Your objective |
Among the records below, find the lines that hold the word "photo" and report how many there are, with no other words.
++++++++++++++++++++
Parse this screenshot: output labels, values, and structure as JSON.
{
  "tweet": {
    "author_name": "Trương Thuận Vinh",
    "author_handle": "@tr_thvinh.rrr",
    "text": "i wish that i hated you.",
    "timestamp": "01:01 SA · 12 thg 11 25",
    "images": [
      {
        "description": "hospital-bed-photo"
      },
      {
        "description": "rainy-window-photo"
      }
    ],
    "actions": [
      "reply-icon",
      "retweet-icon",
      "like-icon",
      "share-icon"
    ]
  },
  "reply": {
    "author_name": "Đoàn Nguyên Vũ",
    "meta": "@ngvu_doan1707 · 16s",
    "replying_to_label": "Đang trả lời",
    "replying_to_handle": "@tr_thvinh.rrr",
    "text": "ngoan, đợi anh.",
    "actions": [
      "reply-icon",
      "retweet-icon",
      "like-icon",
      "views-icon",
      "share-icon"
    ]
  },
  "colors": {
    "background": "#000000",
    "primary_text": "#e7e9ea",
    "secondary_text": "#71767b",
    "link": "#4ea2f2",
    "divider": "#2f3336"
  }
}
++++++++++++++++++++
Exercise output |
2